Your task. Any image in the records is to be dropped, and everything else duplicated precisely.

Exercise data.
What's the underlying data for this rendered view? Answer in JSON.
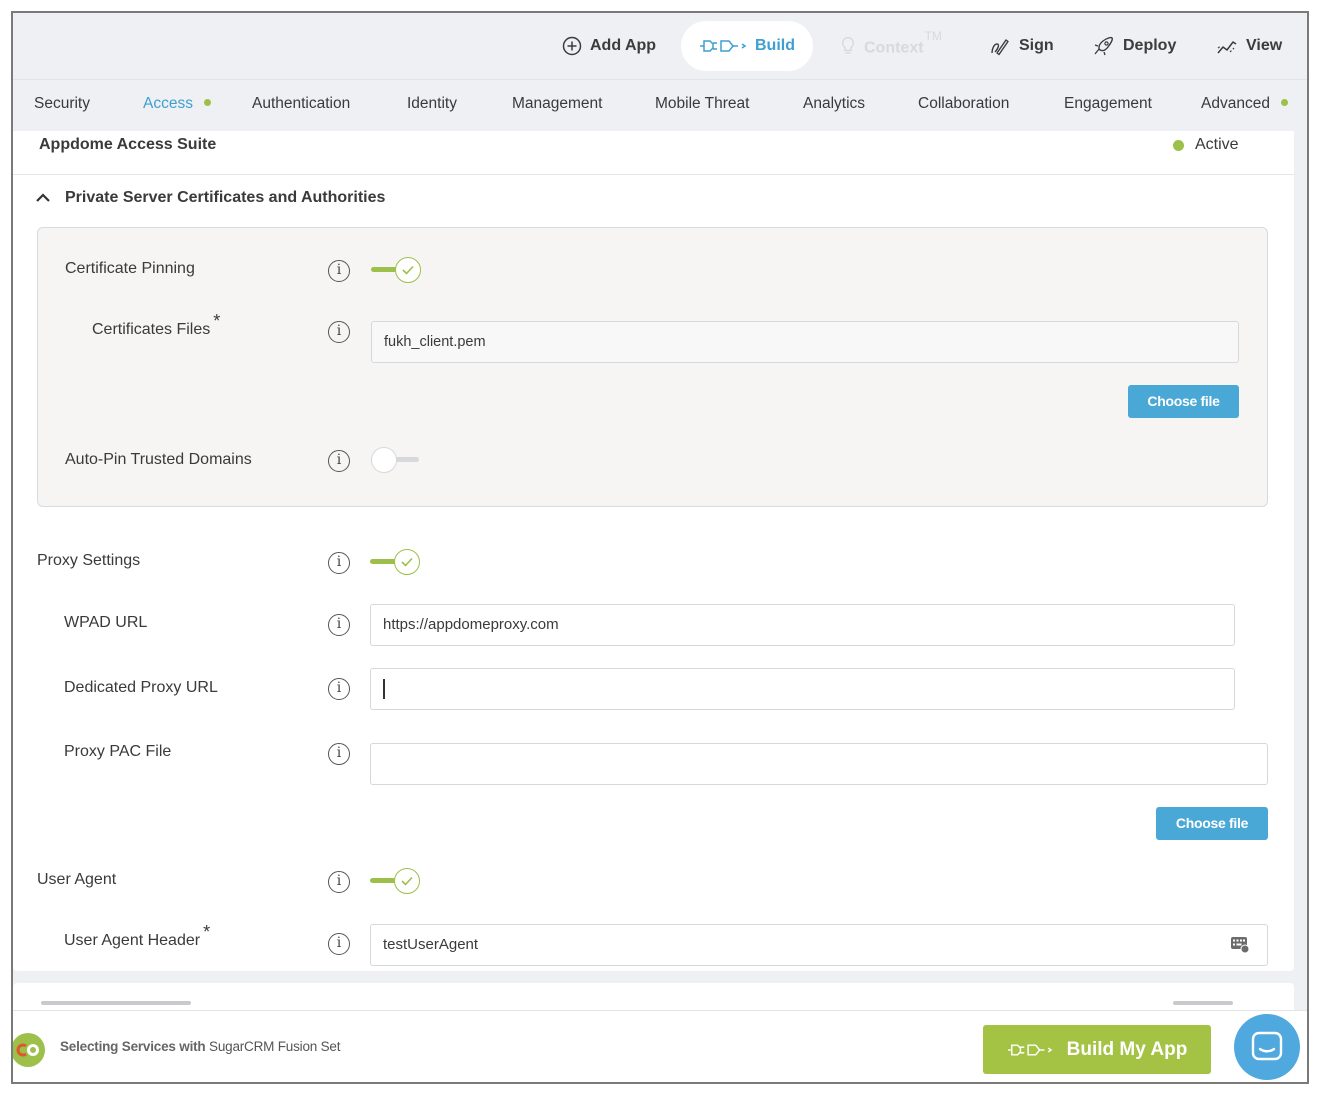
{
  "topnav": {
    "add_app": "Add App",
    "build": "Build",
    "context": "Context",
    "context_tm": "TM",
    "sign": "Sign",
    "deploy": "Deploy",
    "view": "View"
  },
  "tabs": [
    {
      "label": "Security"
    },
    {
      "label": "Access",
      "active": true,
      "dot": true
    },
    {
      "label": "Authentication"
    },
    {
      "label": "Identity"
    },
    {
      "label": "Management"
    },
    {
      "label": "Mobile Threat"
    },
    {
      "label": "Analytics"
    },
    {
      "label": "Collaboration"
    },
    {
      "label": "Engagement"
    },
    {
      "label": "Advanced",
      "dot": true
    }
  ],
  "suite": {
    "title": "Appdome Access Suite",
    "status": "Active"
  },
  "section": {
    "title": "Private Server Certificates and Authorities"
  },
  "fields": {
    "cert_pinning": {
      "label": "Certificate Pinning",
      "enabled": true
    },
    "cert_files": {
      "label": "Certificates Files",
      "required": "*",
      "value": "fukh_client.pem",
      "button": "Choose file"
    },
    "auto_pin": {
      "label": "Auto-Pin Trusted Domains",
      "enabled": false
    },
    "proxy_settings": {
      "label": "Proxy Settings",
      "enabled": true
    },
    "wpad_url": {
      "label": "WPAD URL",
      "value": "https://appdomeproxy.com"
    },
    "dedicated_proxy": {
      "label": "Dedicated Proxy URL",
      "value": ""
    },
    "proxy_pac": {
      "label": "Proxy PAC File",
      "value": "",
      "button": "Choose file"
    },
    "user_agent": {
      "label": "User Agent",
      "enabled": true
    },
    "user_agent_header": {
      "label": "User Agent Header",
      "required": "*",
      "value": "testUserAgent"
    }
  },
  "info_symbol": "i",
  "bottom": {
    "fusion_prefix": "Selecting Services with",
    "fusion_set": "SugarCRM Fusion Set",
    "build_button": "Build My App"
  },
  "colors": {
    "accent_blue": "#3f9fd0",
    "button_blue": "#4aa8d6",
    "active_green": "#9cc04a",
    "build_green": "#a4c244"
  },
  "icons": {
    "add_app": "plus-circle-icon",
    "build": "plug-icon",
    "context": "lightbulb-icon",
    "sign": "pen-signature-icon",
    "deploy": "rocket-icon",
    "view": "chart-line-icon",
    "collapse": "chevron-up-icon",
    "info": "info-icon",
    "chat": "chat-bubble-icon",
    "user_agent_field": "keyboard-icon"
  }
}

Task answer.
What's the underlying data for this rendered view? Answer in JSON.
{
  "topnav": {
    "add_app": "Add App",
    "build": "Build",
    "context": "Context",
    "context_tm": "TM",
    "sign": "Sign",
    "deploy": "Deploy",
    "view": "View"
  },
  "tabs": [
    {
      "label": "Security"
    },
    {
      "label": "Access",
      "active": true,
      "dot": true
    },
    {
      "label": "Authentication"
    },
    {
      "label": "Identity"
    },
    {
      "label": "Management"
    },
    {
      "label": "Mobile Threat"
    },
    {
      "label": "Analytics"
    },
    {
      "label": "Collaboration"
    },
    {
      "label": "Engagement"
    },
    {
      "label": "Advanced",
      "dot": true
    }
  ],
  "suite": {
    "title": "Appdome Access Suite",
    "status": "Active"
  },
  "section": {
    "title": "Private Server Certificates and Authorities"
  },
  "fields": {
    "cert_pinning": {
      "label": "Certificate Pinning",
      "enabled": true
    },
    "cert_files": {
      "label": "Certificates Files",
      "required": "*",
      "value": "fukh_client.pem",
      "button": "Choose file"
    },
    "auto_pin": {
      "label": "Auto-Pin Trusted Domains",
      "enabled": false
    },
    "proxy_settings": {
      "label": "Proxy Settings",
      "enabled": true
    },
    "wpad_url": {
      "label": "WPAD URL",
      "value": "https://appdomeproxy.com"
    },
    "dedicated_proxy": {
      "label": "Dedicated Proxy URL",
      "value": ""
    },
    "proxy_pac": {
      "label": "Proxy PAC File",
      "value": "",
      "button": "Choose file"
    },
    "user_agent": {
      "label": "User Agent",
      "enabled": true
    },
    "user_agent_header": {
      "label": "User Agent Header",
      "required": "*",
      "value": "testUserAgent"
    }
  },
  "info_symbol": "i",
  "bottom": {
    "fusion_prefix": "Selecting Services with",
    "fusion_set": "SugarCRM Fusion Set",
    "build_button": "Build My App"
  },
  "colors": {
    "accent_blue": "#3f9fd0",
    "button_blue": "#4aa8d6",
    "active_green": "#9cc04a",
    "build_green": "#a4c244"
  },
  "icons": {
    "add_app": "plus-circle-icon",
    "build": "plug-icon",
    "context": "lightbulb-icon",
    "sign": "pen-signature-icon",
    "deploy": "rocket-icon",
    "view": "chart-line-icon",
    "collapse": "chevron-up-icon",
    "info": "info-icon",
    "chat": "chat-bubble-icon",
    "user_agent_field": "keyboard-icon"
  }
}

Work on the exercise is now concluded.